Task directions:
A complete, unaltered copy of the listing is needed. Write it out.

The input:
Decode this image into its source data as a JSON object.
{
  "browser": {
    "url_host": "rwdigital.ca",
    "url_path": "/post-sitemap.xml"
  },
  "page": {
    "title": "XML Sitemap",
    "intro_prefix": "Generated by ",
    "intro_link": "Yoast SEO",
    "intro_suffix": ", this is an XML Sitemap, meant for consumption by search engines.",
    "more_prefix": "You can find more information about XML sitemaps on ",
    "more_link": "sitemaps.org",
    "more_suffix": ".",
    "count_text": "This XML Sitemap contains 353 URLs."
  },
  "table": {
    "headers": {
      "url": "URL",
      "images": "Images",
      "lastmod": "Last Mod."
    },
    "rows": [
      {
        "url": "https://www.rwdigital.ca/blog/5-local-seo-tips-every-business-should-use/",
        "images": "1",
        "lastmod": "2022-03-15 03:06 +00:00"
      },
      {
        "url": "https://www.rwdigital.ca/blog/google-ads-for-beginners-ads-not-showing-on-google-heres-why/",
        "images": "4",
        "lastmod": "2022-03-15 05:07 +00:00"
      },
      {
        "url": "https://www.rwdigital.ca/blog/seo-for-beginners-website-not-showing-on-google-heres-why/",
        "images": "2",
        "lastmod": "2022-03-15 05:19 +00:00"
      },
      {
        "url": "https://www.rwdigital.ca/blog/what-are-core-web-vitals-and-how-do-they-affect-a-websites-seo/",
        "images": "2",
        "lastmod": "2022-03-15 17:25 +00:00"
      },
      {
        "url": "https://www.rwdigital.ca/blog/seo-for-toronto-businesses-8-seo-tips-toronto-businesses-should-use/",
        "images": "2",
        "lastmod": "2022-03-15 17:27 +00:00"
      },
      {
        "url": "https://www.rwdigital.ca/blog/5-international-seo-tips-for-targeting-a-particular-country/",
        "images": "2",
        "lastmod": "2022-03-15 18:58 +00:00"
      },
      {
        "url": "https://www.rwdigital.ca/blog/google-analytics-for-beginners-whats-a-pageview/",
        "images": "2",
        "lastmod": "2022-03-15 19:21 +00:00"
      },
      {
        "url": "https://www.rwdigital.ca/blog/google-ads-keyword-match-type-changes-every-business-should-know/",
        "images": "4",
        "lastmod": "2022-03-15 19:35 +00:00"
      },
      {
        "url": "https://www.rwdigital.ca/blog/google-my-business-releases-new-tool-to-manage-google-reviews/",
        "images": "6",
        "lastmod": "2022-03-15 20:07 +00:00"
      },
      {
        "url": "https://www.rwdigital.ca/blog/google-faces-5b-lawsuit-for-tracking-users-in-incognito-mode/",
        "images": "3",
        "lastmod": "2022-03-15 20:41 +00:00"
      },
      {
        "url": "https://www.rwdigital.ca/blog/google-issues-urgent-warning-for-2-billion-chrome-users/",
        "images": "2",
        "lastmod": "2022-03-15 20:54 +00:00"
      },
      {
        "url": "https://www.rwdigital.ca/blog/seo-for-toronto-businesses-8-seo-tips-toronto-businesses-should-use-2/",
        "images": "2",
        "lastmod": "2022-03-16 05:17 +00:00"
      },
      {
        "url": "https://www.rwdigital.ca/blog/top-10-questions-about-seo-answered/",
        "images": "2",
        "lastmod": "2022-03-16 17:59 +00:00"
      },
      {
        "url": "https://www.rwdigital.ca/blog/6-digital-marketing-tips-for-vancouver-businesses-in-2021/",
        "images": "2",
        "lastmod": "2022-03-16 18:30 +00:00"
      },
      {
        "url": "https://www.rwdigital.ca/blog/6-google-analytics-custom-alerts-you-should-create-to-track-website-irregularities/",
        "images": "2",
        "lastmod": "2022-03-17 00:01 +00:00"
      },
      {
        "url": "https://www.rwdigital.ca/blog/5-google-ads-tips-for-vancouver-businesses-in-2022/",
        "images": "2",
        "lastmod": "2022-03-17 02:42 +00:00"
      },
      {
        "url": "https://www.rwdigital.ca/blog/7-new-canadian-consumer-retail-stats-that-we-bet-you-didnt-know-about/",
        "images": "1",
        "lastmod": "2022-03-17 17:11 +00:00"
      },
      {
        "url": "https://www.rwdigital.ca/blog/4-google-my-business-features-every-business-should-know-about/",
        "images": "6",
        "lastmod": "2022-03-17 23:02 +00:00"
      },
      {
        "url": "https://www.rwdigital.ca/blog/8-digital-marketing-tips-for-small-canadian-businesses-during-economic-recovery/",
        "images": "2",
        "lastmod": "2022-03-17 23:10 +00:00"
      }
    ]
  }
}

Output of the task:
Decode this image into its source data as a JSON object.
{
  "browser": {
    "url_host": "rwdigital.ca",
    "url_path": "/post-sitemap.xml"
  },
  "page": {
    "title": "XML Sitemap",
    "intro_prefix": "Generated by ",
    "intro_link": "Yoast SEO",
    "intro_suffix": ", this is an XML Sitemap, meant for consumption by search engines.",
    "more_prefix": "You can find more information about XML sitemaps on ",
    "more_link": "sitemaps.org",
    "more_suffix": ".",
    "count_text": "This XML Sitemap contains 353 URLs."
  },
  "table": {
    "headers": {
      "url": "URL",
      "images": "Images",
      "lastmod": "Last Mod."
    },
    "rows": [
      {
        "url": "https://www.rwdigital.ca/blog/5-local-seo-tips-every-business-should-use/",
        "images": "1",
        "lastmod": "2022-03-15 03:06 +00:00"
      },
      {
        "url": "https://www.rwdigital.ca/blog/google-ads-for-beginners-ads-not-showing-on-google-heres-why/",
        "images": "4",
        "lastmod": "2022-03-15 05:07 +00:00"
      },
      {
        "url": "https://www.rwdigital.ca/blog/seo-for-beginners-website-not-showing-on-google-heres-why/",
        "images": "2",
        "lastmod": "2022-03-15 05:19 +00:00"
      },
      {
        "url": "https://www.rwdigital.ca/blog/what-are-core-web-vitals-and-how-do-they-affect-a-websites-seo/",
        "images": "2",
        "lastmod": "2022-03-15 17:25 +00:00"
      },
      {
        "url": "https://www.rwdigital.ca/blog/seo-for-toronto-businesses-8-seo-tips-toronto-businesses-should-use/",
        "images": "2",
        "lastmod": "2022-03-15 17:27 +00:00"
      },
      {
        "url": "https://www.rwdigital.ca/blog/5-international-seo-tips-for-targeting-a-particular-country/",
        "images": "2",
        "lastmod": "2022-03-15 18:58 +00:00"
      },
      {
        "url": "https://www.rwdigital.ca/blog/google-analytics-for-beginners-whats-a-pageview/",
        "images": "2",
        "lastmod": "2022-03-15 19:21 +00:00"
      },
      {
        "url": "https://www.rwdigital.ca/blog/google-ads-keyword-match-type-changes-every-business-should-know/",
        "images": "4",
        "lastmod": "2022-03-15 19:35 +00:00"
      },
      {
        "url": "https://www.rwdigital.ca/blog/google-my-business-releases-new-tool-to-manage-google-reviews/",
        "images": "6",
        "lastmod": "2022-03-15 20:07 +00:00"
      },
      {
        "url": "https://www.rwdigital.ca/blog/google-faces-5b-lawsuit-for-tracking-users-in-incognito-mode/",
        "images": "3",
        "lastmod": "2022-03-15 20:41 +00:00"
      },
      {
        "url": "https://www.rwdigital.ca/blog/google-issues-urgent-warning-for-2-billion-chrome-users/",
        "images": "2",
        "lastmod": "2022-03-15 20:54 +00:00"
      },
      {
        "url": "https://www.rwdigital.ca/blog/seo-for-toronto-businesses-8-seo-tips-toronto-businesses-should-use-2/",
        "images": "2",
        "lastmod": "2022-03-16 05:17 +00:00"
      },
      {
        "url": "https://www.rwdigital.ca/blog/top-10-questions-about-seo-answered/",
        "images": "2",
        "lastmod": "2022-03-16 17:59 +00:00"
      },
      {
        "url": "https://www.rwdigital.ca/blog/6-digital-marketing-tips-for-vancouver-businesses-in-2021/",
        "images": "2",
        "lastmod": "2022-03-16 18:30 +00:00"
      },
      {
        "url": "https://www.rwdigital.ca/blog/6-google-analytics-custom-alerts-you-should-create-to-track-website-irregularities/",
        "images": "2",
        "lastmod": "2022-03-17 00:01 +00:00"
      },
      {
        "url": "https://www.rwdigital.ca/blog/5-google-ads-tips-for-vancouver-businesses-in-2022/",
        "images": "2",
        "lastmod": "2022-03-17 02:42 +00:00"
      },
      {
        "url": "https://www.rwdigital.ca/blog/7-new-canadian-consumer-retail-stats-that-we-bet-you-didnt-know-about/",
        "images": "1",
        "lastmod": "2022-03-17 17:11 +00:00"
      },
      {
        "url": "https://www.rwdigital.ca/blog/4-google-my-business-features-every-business-should-know-about/",
        "images": "6",
        "lastmod": "2022-03-17 23:02 +00:00"
      },
      {
        "url": "https://www.rwdigital.ca/blog/8-digital-marketing-tips-for-small-canadian-businesses-during-economic-recovery/",
        "images": "2",
        "lastmod": "2022-03-17 23:10 +00:00"
      }
    ]
  }
}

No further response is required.